Reducing your risk of prostate cancer starts with making healthy lifestyle choices. Eating a balanced diet that includes plenty of fruits, vegetables, and whole grains can help reduce the risk of developing prostate cancer. Additionally, avoiding high-fat foods and red meat, and maintaining a healthy weight, can lower the risk of developing prostate cancer. Regular exercise has also been shown to reduce the risk of prostate cancer, so it’s important to stay active and maintain a healthy weight.
Additionally, there are certain dietary supplements that have been linked to a reduced risk of prostate cancer. Some studies have shown that vitamin E, selenium, and lycopene (found in tomatoes) may help reduce the risk of developing prostate cancer. However, it’s important to discuss any dietary supplements with a healthcare provider before adding them to your routine, as some supplements can interact with medications or other health conditions.
In addition to lifestyle choices, early detection strategies can also help reduce the risk of prostate cancer. The American Cancer Society recommends that men talk to their healthcare provider about the pros and cons of prostate cancer screening starting at age 50 for men at average risk.
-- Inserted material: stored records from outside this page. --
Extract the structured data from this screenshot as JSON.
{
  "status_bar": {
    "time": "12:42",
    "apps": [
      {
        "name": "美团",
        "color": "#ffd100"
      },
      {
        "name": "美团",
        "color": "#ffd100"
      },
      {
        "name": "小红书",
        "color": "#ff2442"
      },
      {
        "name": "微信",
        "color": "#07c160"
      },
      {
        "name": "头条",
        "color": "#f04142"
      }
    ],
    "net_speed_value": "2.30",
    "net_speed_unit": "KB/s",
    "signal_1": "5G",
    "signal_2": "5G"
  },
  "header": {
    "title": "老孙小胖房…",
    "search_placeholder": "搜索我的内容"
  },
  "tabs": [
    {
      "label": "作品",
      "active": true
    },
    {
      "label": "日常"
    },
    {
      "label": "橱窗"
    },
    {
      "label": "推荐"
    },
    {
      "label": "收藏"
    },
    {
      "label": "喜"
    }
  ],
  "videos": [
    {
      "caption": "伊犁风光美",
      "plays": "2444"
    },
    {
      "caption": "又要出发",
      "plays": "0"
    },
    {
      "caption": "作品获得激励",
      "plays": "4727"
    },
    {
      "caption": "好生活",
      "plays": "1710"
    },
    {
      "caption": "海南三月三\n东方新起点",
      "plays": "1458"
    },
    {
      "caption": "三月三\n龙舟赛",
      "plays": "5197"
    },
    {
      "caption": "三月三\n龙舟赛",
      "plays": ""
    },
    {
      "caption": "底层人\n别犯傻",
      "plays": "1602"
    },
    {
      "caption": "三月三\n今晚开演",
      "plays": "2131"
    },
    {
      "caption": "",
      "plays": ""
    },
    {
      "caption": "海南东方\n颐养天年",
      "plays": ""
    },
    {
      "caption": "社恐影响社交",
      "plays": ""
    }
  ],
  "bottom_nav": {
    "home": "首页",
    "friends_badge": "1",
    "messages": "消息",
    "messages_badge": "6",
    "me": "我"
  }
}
For men at higher risk, such as African American men or men with a family history of prostate cancer, screening should start at age 45. For men at even higher risk, such as those with multiple family members who have had prostate cancer before age 65, screening should start at age 40.
Prostate cancer screening typically involves a digital rectal exam and a prostate-specific antigen (PSA) blood test. The PSA test measures the level of PSA in the blood, and an elevated PSA level can indicate the presence of prostate cancer. If prostate cancer is suspected, a biopsy may be performed to confirm the diagnosis.
It’s important to have an open and honest conversation with a healthcare provider about the potential benefits and risks of prostate cancer screening, as well as any other health concerns related to prostate cancer.
By making healthy lifestyle choices and staying on top of regular screenings, men can reduce their risk of developing prostate cancer and increase the likelihood of detecting the disease early, when it is most treatable. Understanding the risk factors, knowing the early detection strategies, and having open discussions with healthcare providers can help men take proactive steps to protect their prostate health.